Only an exact, line-for-line copy of the data will serve as the answer.

START SOURCE MATERIAL

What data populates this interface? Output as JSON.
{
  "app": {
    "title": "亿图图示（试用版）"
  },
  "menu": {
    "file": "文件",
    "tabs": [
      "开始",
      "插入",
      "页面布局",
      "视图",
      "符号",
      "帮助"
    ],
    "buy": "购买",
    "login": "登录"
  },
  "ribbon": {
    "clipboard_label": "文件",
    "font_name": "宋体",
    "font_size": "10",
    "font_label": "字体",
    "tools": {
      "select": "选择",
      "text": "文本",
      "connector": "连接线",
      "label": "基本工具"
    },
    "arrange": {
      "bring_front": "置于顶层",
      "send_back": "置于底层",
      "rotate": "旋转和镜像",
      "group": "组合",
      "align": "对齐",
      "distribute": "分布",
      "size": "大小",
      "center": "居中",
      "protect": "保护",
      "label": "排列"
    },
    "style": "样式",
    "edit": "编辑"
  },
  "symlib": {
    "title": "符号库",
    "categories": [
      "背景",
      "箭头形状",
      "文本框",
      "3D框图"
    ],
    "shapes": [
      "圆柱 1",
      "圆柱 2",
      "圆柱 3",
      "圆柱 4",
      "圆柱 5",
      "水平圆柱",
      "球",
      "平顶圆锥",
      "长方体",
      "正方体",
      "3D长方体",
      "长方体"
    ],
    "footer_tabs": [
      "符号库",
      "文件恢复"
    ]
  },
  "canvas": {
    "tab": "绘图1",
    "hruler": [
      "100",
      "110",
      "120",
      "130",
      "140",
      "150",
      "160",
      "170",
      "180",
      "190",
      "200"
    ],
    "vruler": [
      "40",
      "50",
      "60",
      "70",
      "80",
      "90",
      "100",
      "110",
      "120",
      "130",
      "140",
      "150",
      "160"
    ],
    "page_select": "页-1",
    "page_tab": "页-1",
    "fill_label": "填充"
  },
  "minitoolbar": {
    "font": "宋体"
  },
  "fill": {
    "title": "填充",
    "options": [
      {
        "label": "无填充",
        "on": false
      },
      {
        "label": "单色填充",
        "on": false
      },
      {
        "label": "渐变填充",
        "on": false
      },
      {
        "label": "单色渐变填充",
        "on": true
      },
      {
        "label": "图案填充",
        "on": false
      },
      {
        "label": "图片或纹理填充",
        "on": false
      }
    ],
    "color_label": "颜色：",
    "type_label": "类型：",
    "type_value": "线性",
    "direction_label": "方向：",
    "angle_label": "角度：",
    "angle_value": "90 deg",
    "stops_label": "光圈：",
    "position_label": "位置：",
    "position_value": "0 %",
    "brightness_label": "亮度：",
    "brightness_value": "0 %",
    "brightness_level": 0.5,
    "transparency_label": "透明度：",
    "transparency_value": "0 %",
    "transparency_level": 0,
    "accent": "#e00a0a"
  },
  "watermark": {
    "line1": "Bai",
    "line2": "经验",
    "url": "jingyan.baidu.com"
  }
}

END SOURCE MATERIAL

§ RESULT FOR THIS EXERCISE:
What data populates this interface? Output as JSON.
{
  "app": {
    "title": "亿图图示（试用版）"
  },
  "menu": {
    "file": "文件",
    "tabs": [
      "开始",
      "插入",
      "页面布局",
      "视图",
      "符号",
      "帮助"
    ],
    "buy": "购买",
    "login": "登录"
  },
  "ribbon": {
    "clipboard_label": "文件",
    "font_name": "宋体",
    "font_size": "10",
    "font_label": "字体",
    "tools": {
      "select": "选择",
      "text": "文本",
      "connector": "连接线",
      "label": "基本工具"
    },
    "arrange": {
      "bring_front": "置于顶层",
      "send_back": "置于底层",
      "rotate": "旋转和镜像",
      "group": "组合",
      "align": "对齐",
      "distribute": "分布",
      "size": "大小",
      "center": "居中",
      "protect": "保护",
      "label": "排列"
    },
    "style": "样式",
    "edit": "编辑"
  },
  "symlib": {
    "title": "符号库",
    "categories": [
      "背景",
      "箭头形状",
      "文本框",
      "3D框图"
    ],
    "shapes": [
      "圆柱 1",
      "圆柱 2",
      "圆柱 3",
      "圆柱 4",
      "圆柱 5",
      "水平圆柱",
      "球",
      "平顶圆锥",
      "长方体",
      "正方体",
      "3D长方体",
      "长方体"
    ],
    "footer_tabs": [
      "符号库",
      "文件恢复"
    ]
  },
  "canvas": {
    "tab": "绘图1",
    "hruler": [
      "100",
      "110",
      "120",
      "130",
      "140",
      "150",
      "160",
      "170",
      "180",
      "190",
      "200"
    ],
    "vruler": [
      "40",
      "50",
      "60",
      "70",
      "80",
      "90",
      "100",
      "110",
      "120",
      "130",
      "140",
      "150",
      "160"
    ],
    "page_select": "页-1",
    "page_tab": "页-1",
    "fill_label": "填充"
  },
  "minitoolbar": {
    "font": "宋体"
  },
  "fill": {
    "title": "填充",
    "options": [
      {
        "label": "无填充",
        "on": false
      },
      {
        "label": "单色填充",
        "on": false
      },
      {
        "label": "渐变填充",
        "on": false
      },
      {
        "label": "单色渐变填充",
        "on": true
      },
      {
        "label": "图案填充",
        "on": false
      },
      {
        "label": "图片或纹理填充",
        "on": false
      }
    ],
    "color_label": "颜色：",
    "type_label": "类型：",
    "type_value": "线性",
    "direction_label": "方向：",
    "angle_label": "角度：",
    "angle_value": "90 deg",
    "stops_label": "光圈：",
    "position_label": "位置：",
    "position_value": "0 %",
    "brightness_label": "亮度：",
    "brightness_value": "0 %",
    "brightness_level": 0.5,
    "transparency_label": "透明度：",
    "transparency_value": "0 %",
    "transparency_level": 0,
    "accent": "#e00a0a"
  },
  "watermark": {
    "line1": "Bai",
    "line2": "经验",
    "url": "jingyan.baidu.com"
  }
}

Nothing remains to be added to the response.